North Korean leader Kim Jong-un’s eldest child might not be a son after all.
In patriarchal North Korea, the eldest son -- whose existence remains a mystery -- would naturally be the heir to the North Korean leadership. Kim’s only publicly seen child to date is Ju-ae, a girl who is believed to be around 10 to 12 years of age.
Joao Micaelo, Kim’s friend from his school days in Switzerland, told Radio Free Asia on Wednesday that he has not heard the North Korean leader speak about his children other than the already-known daughter.
In his phone call with RFA, Micaelo said he was told by Kim that he has a daughter. Kim mentioned no sons, he said. Micaelo, who went to school with Kim in Switzerland in 1998, claims he had intimate conversations with him about his wife and children during his two trips to North Korea in 2012 and 2013.
The recording of the phone call released by RFA was dubbed over in Korean.
Authorities in South Korea have given mixed assessments as to whether the North Korean leader’s firstborn is a son, or if he even has any sons.

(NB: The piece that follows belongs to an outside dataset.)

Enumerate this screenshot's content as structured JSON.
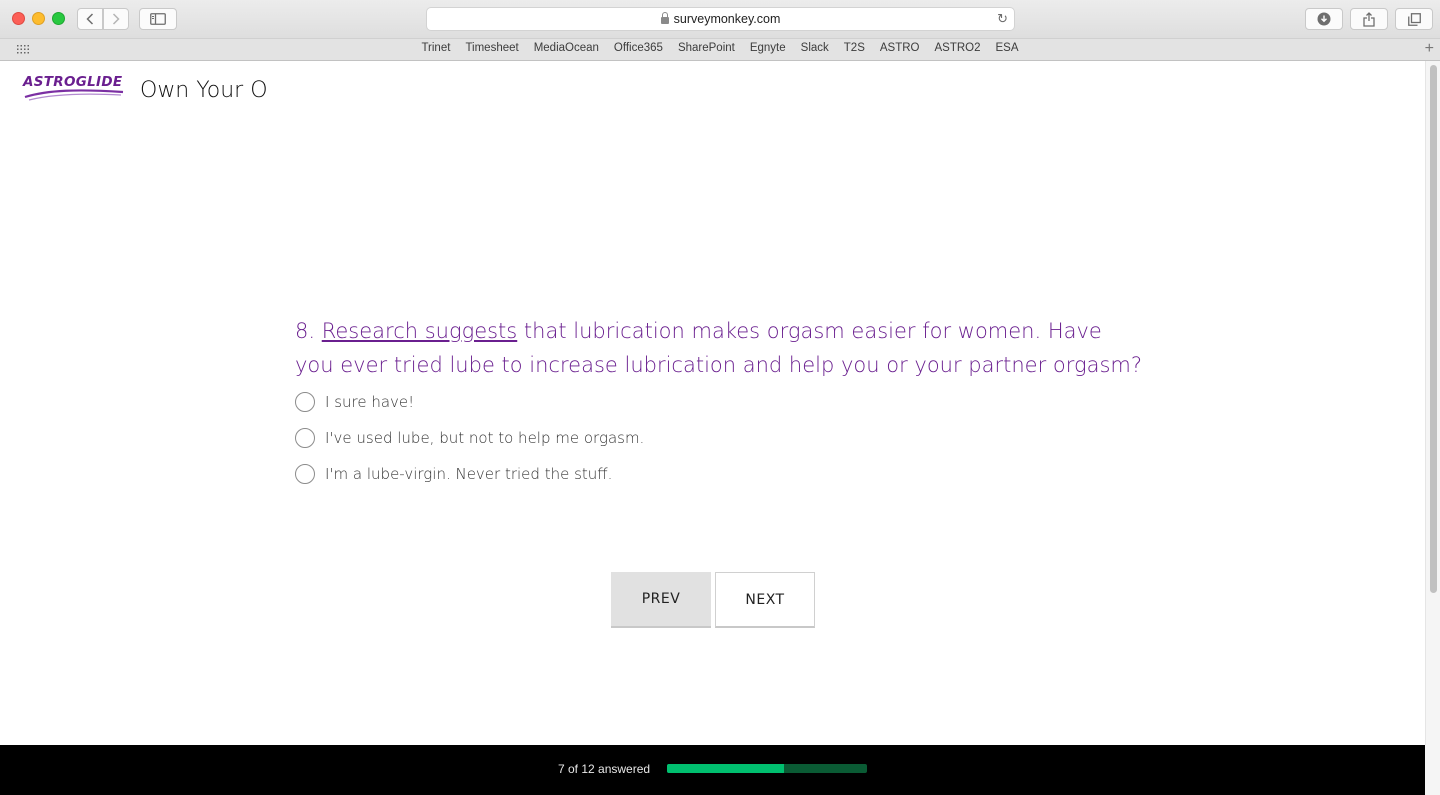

A Ministry of Unification official told reporters at a conference on Monday that Kim may not have a son as his eldest child as previously speculated.

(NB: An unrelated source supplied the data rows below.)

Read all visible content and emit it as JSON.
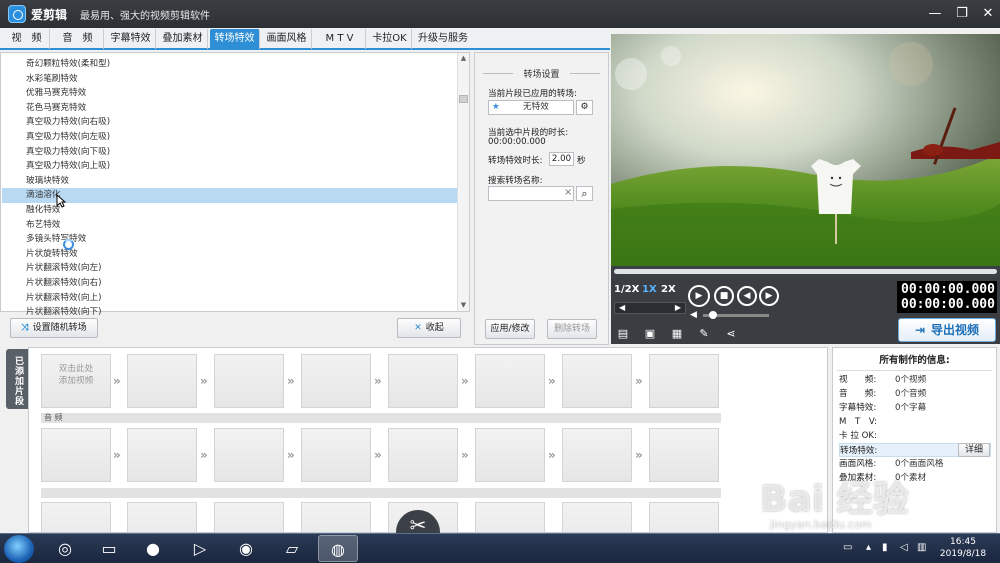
{
  "window": {
    "app_name": "爱剪辑",
    "slogan": "最易用、强大的视频剪辑软件",
    "minimize": "—",
    "restore": "❐",
    "close": "✕"
  },
  "tabs": [
    {
      "label": "视　频",
      "active": false
    },
    {
      "label": "音　频",
      "active": false
    },
    {
      "label": "字幕特效",
      "active": false
    },
    {
      "label": "叠加素材",
      "active": false
    },
    {
      "label": "转场特效",
      "active": true
    },
    {
      "label": "画面风格",
      "active": false
    },
    {
      "label": "M T V",
      "active": false
    },
    {
      "label": "卡拉OK",
      "active": false
    },
    {
      "label": "升级与服务",
      "active": false
    }
  ],
  "effects_list": {
    "items": [
      "奇幻颗粒特效(柔和型)",
      "水彩笔刷特效",
      "优雅马赛克特效",
      "花色马赛克特效",
      "真空吸力特效(向右吸)",
      "真空吸力特效(向左吸)",
      "真空吸力特效(向下吸)",
      "真空吸力特效(向上吸)",
      "玻璃块特效",
      "滴油溶化",
      "融化特效",
      "布艺特效",
      "多镜头特写特效",
      "片状旋转特效",
      "片状翻滚特效(向左)",
      "片状翻滚特效(向右)",
      "片状翻滚特效(向上)",
      "片状翻滚特效(向下)"
    ],
    "selected_index": 9,
    "scroll_up": "▲",
    "scroll_down": "▼"
  },
  "left_buttons": {
    "random": "设置随机转场",
    "random_icon": "⤨",
    "collapse": "收起",
    "collapse_icon": "✕"
  },
  "settings": {
    "title": "转场设置",
    "applied_label": "当前片段已应用的转场:",
    "applied_value": "无特效",
    "applied_icon": "★",
    "selected_duration_label": "当前选中片段的时长:",
    "selected_duration_value": "00:00:00.000",
    "effect_duration_label": "转场特效时长:",
    "effect_duration_value": "2.00",
    "effect_duration_unit": "秒",
    "search_label": "搜索转场名称:",
    "search_value": "",
    "search_clear": "×",
    "search_icon": "⌕",
    "apply_button": "应用/修改",
    "delete_button": "删除转场"
  },
  "player": {
    "speed_options": [
      "1/2X",
      "1X",
      "2X"
    ],
    "selected_speed": "1X",
    "timecode_current": "00:00:00.000",
    "timecode_total": "00:00:00.000",
    "play_icon": "▶",
    "stop_icon": "■",
    "prev_icon": "◀",
    "next_icon": "▶",
    "export_label": "导出视频",
    "export_icon": "⇥",
    "volume_icon": "◀"
  },
  "storyboard": {
    "side_tab": "已添加片段",
    "add_video_hint": "双击此处\n添加视频",
    "audio_track_label": "音 频",
    "scissors_icon": "✂"
  },
  "info_panel": {
    "title": "所有制作的信息:",
    "rows": [
      {
        "key": "视　　频:",
        "value": "0个视频"
      },
      {
        "key": "音　　频:",
        "value": "0个音频"
      },
      {
        "key": "字幕特效:",
        "value": "0个字幕"
      },
      {
        "key": "M　T　V:",
        "value": ""
      },
      {
        "key": "卡 拉 OK:",
        "value": ""
      },
      {
        "key": "转场特效:",
        "value": ""
      },
      {
        "key": "画面风格:",
        "value": "0个画面风格"
      },
      {
        "key": "叠加素材:",
        "value": "0个素材"
      }
    ],
    "details_button": "详细"
  },
  "watermark": {
    "text": "Bai 经验",
    "sub": "jingyan.baidu.com"
  },
  "taskbar": {
    "time": "16:45",
    "date": "2019/8/18"
  }
}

In March, South Korea’s National Intelligence Service briefed the Assembly that it was looking into the intelligence that the eldest child is a son, and that it was not confirmed.
At the time the NIS reported that it believes that Ju-ae is the middle child of three. Little was known about her two siblings, including their sex. Despite her high-profile appearances, she was not viewed as the successor.